The Big City Blog: A South Floridian’s take on a few of Chicago cuisine staples
By Jeremy Lindenfeld
I come from the land of tequeños and pastelitos, of empanadas and arepas, of cafecitos and carne mechada. Living in Miami, around Hispanic cultures from Cuba to Venezuela, has shaped my palate to be one of particular tastes. It has molded my mouth, trained my taste buds, sequestered my senses.
So when I moved to the Windy City, it became abundantly clear that the flavors I had become accustomed to would no longer be as accessible as they once had been. It was time to adapt, time to try new dishes and, hopefully, it was time develop a brand-new appetite for the countless food options Chicago has to offer.
Perhaps the first Chicago staple I encountered was the world-renowned deep-dish pizza. I had heard the name, I had even seen it once or twice on the Food Network, but nothing could prepare me for the behemoth of cheese and tomato sauce that would be presented before me. My Midwestern friends decided to invite me and some other non-initiated students out to the local Giordano’s, a location that, over the next few months, I would become incredibly fond of.
I had been bragging to my friends that I often eat six or seven slices of pizzas in one sitting and had posited that I could easily down four or five slices of deep-dish pizza when the waitress plopped down what I thought was a cake. To my surprise and embarrassment, after two slices, I was down for the count. I was out of commission. Absolutely incapacitated.
But I do not want to suggest that I did not enjoy my experience. In fact, I have purposely put myself through it countless times since. Chicago deep-dish pizza, specifically from Giordano’s, with its rich cheese and perfect crust, has not only become a staple of my new diet, but it has become one of my favorite foods of all time.
“What’s Portillo’s?” I asked aloud. Gasps and screams filled the room. It seemed as though I had committed some irreparable sin.
Before I had any semblance of an idea that I would be moving to Chicago, I had always heard people speak of the mythical “Chicago-style hotdog.” Notorious? Yes. Contentious? Absolutely. Delicious? That was to be determined. I had been here for several months before I even got the opportunity to try one.
One day, the same friends who had embarrassed me at Giordano’s asked me what I thought of Portillo’s. “What’s Portillo’s?” I asked aloud. Gasps and screams filled the room. It seemed as though I had committed some irreparable sin, and apparently, to my Midwestern peers, that is exactly what happened.
That instant, they told me to drop what I was doing and pushed me into a cab. Some 25 minutes later, we arrived at the brightest, most vibrant restaurant I had ever seen. I sat down at a table and was told to wait while my friends ordered food for me. It was what I had been waiting for: a Chicago-style hotdog. As my friends waited with bated breath, I raised the overstuffed bun to my mouth and took the first bite. Immediately, I knew this Chicago concoction was not for me. I think it just felt as if the hotdog was trying to incorporate more flavors than was necessary.
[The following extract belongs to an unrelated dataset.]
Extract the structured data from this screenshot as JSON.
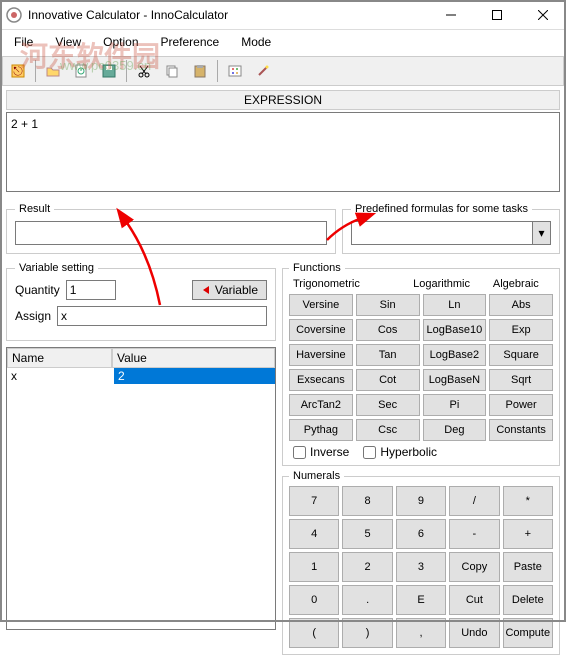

I could get behind most of the toppings, but once the tomato and cucumber were added, the dish felt overbearing. Sorry Chicago, this one’s a no from me.
As I mentioned previously, my background in food is mostly Latino in variety, but one selection that is overshadowed by the Cuban cafes of South Florida is that of Mexico. I had, of course, been exposed to tacos and quesadillas in the past, but it was not until my move to The Second City that I was truly engulfed in this amazing gastronomic culture.
From Hyde Park’s Taco Station to La Cantina on Michigan Avenue, Chicago’s vibrant Mexican population has produced some of the most welcoming eating establishments. There’s nothing like eating a warm, cheesy, chicken-filled quesadilla with some equally cheesy nachos on a warm day. Though the food items that come out of these restaurants are not exactly native to Chicago, the Mexican population of the city has become so ingrained in the culture here that even enchiladas and guacamole seem to be as much a part of Chicago as The Bean and Willis Tower. Good on ya’ Chicago.
I have lived in Chicago for about two years now, and I’m finally finding myself comfortable with many of the native traditions and staples. As someone with such a strongly established food preference, I felt nervous coming into such an iconic food city, but after some experimentation, I have found that, with a few exceptions, Chicago’s taste in food is right up there with the best in the world.